Cambridge start-up Simprints, awarded $2.45 million in new grant money, targets the developing world with fingerprinting technology to help deliver healthcare to 1.1 billion people with no formal identification.
We think that the technology we’re developing can make a big, measurable difference in delivering healthcare.
- Toby Norman
The popular conception of fingerprinting often stems from television detective drama, when a perfect print – with clear arches, loops and whorls – emerges from a powder-dusted window to pin the crime on a tricky culprit, perhaps a well-dressed gentleman safecracker. It is TV fiction, after all.

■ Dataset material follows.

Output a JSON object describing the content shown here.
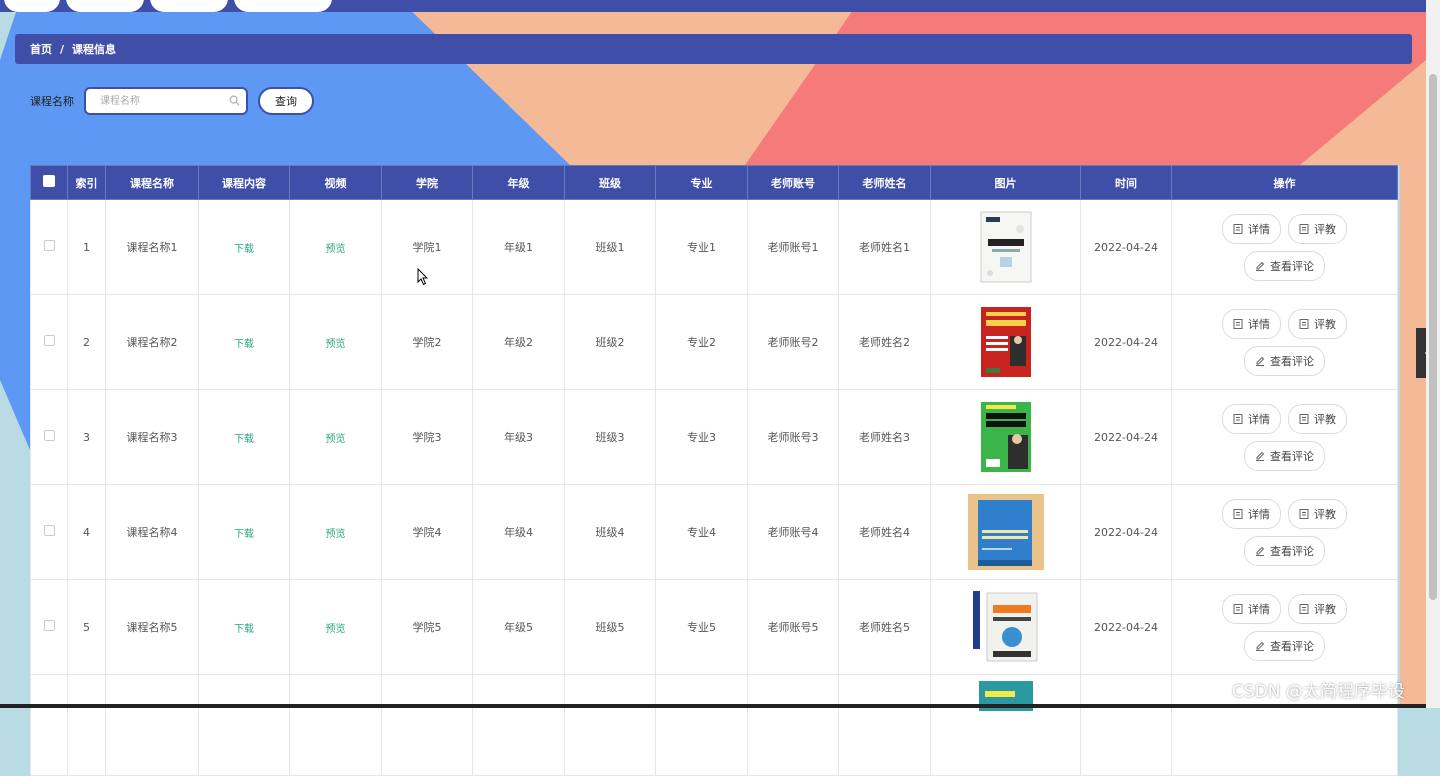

In the real, developing world, fingerprints are usually not so perfect or so clear. So a start-up connected to Cambridge Judge Business School is using advanced technology to make identification possible for even those with far-from-perfect “last-mile” fingerprints.
“Most biometric systems in use today were designed by and for people in high-income countries,” says Toby Norman, co-founder and CEO of Simprints, which is developing biometrics to help identify and reach the 1.1 billion people around the world without formal identification – a technique that can help medical professionals reach, treat and record these needy people. “In fact, many people in developing countries who have laboured with their hands have burns, scars and worn fingerprints that make them far less easy to read.”
Toby is a former Gates Scholar who holds a PhD in Management Science earned at Cambridge Judge Business School. Cambridge-based Simprints was one of the first start-up teams to be supported by the school’s Entrepreneurship Centre Accelerate Cambridge programme.
Reproduced courtesy of the University of Cambridge
The University of Cambridge is acknowledged as one of the world's leading higher education and research institutions. The University was instrumental in the formation of the Cambridge Network and its Vice- Chancellor, Professor Stephen Toope, is also the President of the Cambridge Network.